• _Task directions_
For the records below, give the number of lines where the string "photo" occurs. Include nothing else.

[Component data from apps and pages]
::::
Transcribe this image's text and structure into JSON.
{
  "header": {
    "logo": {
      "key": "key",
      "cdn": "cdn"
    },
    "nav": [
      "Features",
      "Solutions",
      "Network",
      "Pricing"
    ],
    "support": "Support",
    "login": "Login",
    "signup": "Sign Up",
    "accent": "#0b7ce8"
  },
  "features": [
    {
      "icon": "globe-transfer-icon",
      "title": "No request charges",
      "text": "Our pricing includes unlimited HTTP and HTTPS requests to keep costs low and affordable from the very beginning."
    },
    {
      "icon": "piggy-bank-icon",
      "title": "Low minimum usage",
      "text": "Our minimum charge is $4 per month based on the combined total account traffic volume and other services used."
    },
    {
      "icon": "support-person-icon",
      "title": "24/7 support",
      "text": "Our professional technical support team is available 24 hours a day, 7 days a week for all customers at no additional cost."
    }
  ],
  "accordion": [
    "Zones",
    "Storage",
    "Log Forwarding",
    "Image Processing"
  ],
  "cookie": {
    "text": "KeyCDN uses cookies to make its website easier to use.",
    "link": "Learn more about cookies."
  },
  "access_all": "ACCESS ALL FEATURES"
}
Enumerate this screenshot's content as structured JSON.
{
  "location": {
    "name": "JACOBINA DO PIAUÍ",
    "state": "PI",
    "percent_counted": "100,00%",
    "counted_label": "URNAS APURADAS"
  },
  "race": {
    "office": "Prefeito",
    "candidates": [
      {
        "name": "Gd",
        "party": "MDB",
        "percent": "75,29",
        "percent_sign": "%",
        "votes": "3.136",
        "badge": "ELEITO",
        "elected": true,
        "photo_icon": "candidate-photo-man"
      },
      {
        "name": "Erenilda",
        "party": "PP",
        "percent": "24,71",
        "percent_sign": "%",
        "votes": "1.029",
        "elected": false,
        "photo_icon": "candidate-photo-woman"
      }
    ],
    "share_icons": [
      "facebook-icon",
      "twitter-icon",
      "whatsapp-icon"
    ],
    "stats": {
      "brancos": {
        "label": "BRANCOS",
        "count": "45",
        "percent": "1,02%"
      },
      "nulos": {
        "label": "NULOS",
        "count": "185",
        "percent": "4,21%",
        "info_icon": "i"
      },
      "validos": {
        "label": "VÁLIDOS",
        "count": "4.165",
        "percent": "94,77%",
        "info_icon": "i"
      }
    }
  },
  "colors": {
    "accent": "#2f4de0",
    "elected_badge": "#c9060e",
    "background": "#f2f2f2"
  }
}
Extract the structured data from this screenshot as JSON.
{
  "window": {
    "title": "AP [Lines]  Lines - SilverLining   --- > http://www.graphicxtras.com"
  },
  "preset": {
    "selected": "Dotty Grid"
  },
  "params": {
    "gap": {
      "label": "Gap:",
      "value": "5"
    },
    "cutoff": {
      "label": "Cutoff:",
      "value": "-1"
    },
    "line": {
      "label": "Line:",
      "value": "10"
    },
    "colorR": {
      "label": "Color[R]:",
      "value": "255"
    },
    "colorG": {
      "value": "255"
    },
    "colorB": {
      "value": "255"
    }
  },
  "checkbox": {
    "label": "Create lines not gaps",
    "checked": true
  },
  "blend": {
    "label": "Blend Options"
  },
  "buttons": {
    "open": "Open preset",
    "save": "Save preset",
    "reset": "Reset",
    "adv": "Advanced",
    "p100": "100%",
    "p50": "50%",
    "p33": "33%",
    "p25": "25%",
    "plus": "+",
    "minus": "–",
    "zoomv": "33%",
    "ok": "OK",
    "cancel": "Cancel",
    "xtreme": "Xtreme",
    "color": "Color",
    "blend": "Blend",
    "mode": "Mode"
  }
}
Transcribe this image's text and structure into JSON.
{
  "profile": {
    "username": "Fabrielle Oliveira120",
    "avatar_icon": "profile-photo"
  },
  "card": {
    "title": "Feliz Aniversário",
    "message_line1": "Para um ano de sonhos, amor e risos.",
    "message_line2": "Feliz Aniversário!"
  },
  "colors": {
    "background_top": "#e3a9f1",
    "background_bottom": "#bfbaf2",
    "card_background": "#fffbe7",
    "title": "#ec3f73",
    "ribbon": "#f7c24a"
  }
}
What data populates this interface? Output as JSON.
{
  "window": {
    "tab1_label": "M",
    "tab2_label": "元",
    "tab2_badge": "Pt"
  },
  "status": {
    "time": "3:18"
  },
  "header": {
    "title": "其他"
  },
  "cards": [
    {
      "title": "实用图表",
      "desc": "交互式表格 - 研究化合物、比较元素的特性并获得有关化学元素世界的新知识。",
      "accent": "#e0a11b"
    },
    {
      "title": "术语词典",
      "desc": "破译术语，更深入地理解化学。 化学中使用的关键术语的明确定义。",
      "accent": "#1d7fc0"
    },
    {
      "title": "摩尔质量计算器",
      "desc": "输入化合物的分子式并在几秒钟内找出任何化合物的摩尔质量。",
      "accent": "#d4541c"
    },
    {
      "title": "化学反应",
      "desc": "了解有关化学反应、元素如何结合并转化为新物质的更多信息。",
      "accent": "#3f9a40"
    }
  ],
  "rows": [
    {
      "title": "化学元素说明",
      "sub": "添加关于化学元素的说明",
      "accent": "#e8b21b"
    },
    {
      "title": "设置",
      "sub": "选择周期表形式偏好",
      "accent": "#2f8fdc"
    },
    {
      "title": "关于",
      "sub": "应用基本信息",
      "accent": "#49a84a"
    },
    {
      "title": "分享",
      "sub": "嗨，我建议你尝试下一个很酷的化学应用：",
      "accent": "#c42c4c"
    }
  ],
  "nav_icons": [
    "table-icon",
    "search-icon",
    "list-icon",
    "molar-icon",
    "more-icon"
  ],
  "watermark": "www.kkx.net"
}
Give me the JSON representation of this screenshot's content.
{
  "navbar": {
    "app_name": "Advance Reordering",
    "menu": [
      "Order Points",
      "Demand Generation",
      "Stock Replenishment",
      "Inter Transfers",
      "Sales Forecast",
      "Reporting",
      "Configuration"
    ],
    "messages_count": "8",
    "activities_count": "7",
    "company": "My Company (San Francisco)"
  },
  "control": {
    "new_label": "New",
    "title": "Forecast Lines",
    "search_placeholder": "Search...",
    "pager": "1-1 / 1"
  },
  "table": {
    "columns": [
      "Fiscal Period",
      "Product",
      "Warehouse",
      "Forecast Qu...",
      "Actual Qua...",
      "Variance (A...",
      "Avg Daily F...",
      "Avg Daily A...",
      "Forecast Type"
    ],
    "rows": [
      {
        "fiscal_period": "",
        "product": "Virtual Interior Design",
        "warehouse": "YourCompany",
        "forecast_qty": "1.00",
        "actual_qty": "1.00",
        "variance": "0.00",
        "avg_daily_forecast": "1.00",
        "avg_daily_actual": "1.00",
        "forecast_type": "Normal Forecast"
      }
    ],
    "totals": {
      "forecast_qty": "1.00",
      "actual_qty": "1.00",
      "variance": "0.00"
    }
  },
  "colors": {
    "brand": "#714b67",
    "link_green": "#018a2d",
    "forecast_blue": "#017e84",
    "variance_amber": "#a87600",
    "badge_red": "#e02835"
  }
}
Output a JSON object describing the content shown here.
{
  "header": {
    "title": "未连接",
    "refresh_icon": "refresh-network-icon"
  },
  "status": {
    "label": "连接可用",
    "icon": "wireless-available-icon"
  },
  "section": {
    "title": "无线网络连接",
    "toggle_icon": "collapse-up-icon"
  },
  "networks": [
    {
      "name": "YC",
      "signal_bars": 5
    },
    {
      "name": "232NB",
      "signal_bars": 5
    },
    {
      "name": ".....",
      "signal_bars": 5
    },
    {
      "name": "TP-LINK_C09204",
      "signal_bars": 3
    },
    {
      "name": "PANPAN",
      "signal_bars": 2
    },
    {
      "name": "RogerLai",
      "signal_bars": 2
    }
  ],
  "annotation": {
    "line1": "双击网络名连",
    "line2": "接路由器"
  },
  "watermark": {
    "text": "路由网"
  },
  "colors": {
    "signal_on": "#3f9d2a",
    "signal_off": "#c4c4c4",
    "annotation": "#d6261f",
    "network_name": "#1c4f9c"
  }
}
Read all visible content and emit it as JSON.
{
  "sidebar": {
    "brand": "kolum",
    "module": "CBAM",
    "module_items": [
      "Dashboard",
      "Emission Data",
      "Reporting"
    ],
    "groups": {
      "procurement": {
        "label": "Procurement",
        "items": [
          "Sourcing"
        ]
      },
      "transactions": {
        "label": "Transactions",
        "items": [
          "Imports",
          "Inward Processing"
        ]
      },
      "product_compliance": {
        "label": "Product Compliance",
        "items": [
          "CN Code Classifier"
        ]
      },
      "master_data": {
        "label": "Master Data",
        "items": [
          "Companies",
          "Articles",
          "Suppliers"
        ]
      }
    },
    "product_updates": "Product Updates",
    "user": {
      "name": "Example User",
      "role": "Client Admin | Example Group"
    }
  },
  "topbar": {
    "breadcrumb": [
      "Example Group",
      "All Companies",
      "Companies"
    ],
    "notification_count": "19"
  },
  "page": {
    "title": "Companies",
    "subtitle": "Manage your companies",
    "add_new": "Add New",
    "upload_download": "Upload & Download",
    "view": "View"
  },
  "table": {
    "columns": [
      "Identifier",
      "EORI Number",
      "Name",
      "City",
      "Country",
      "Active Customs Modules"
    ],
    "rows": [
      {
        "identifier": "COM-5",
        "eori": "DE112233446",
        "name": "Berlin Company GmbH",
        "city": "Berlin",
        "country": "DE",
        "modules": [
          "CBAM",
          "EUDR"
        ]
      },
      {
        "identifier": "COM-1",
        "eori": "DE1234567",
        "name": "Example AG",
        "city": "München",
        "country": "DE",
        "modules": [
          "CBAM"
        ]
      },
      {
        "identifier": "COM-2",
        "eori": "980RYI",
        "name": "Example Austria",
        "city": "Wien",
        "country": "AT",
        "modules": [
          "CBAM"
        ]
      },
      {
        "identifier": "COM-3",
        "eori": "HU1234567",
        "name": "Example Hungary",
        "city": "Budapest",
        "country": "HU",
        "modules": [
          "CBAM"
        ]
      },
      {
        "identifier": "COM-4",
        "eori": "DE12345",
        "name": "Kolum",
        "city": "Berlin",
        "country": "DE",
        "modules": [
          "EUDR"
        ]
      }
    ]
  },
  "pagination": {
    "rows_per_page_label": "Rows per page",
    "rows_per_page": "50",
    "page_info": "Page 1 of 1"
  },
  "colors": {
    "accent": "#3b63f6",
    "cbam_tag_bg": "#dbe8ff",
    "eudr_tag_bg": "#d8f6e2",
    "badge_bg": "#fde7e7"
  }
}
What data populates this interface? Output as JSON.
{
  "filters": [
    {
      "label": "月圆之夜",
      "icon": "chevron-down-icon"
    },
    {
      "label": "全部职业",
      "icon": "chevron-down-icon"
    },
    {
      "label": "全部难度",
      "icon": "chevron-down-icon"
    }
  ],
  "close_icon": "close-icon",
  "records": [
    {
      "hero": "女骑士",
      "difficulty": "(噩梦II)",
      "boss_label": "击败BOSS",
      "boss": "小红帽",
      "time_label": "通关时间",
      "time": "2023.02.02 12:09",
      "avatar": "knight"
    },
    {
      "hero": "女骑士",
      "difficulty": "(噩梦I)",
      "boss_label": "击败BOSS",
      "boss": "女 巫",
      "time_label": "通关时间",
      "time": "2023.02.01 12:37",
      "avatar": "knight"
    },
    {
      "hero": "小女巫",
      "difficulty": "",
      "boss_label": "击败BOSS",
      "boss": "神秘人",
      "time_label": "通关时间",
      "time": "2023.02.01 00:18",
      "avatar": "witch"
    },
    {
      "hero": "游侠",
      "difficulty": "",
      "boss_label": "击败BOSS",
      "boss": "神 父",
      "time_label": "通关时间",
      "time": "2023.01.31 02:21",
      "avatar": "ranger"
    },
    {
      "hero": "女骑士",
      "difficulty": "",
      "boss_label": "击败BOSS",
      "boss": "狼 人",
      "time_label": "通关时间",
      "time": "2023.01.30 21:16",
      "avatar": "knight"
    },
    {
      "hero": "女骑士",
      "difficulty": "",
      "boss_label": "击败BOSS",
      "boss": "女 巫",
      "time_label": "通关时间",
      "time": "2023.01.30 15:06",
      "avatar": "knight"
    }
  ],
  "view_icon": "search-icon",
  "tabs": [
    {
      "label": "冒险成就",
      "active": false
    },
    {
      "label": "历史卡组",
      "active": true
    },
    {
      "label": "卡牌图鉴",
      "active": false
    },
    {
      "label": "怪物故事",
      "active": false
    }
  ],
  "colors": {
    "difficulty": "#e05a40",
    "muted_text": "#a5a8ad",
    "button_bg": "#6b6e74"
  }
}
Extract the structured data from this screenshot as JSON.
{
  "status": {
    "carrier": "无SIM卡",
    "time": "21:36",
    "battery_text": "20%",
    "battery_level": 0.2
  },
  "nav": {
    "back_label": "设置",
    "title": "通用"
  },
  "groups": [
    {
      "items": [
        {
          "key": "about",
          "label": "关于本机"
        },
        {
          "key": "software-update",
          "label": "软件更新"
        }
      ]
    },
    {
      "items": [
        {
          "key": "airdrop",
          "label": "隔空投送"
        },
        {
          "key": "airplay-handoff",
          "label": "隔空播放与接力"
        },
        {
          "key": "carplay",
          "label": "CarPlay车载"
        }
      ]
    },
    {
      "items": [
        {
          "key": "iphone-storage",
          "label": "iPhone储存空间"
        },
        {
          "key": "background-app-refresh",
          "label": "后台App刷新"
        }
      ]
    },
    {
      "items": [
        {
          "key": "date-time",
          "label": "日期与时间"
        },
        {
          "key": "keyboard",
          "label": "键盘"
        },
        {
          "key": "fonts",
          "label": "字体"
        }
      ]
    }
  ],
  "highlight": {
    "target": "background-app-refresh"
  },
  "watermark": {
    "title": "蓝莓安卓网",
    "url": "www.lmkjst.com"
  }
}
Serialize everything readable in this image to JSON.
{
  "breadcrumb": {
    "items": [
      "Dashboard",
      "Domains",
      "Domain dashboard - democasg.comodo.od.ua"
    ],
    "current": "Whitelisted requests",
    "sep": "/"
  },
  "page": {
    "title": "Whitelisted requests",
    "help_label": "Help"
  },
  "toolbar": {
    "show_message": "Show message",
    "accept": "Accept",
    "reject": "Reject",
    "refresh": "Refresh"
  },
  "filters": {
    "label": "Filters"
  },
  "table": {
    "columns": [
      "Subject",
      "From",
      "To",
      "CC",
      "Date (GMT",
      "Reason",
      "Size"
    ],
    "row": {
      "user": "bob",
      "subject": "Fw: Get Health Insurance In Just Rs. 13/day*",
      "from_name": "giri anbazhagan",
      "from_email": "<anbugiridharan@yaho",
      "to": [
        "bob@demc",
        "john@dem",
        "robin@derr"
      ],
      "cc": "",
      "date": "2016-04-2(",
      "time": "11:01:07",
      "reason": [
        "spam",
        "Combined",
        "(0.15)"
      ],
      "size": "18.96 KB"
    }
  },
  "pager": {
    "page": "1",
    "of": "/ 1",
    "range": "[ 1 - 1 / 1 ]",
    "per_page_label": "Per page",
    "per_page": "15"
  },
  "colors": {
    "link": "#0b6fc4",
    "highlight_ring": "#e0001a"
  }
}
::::
• _Task output_
3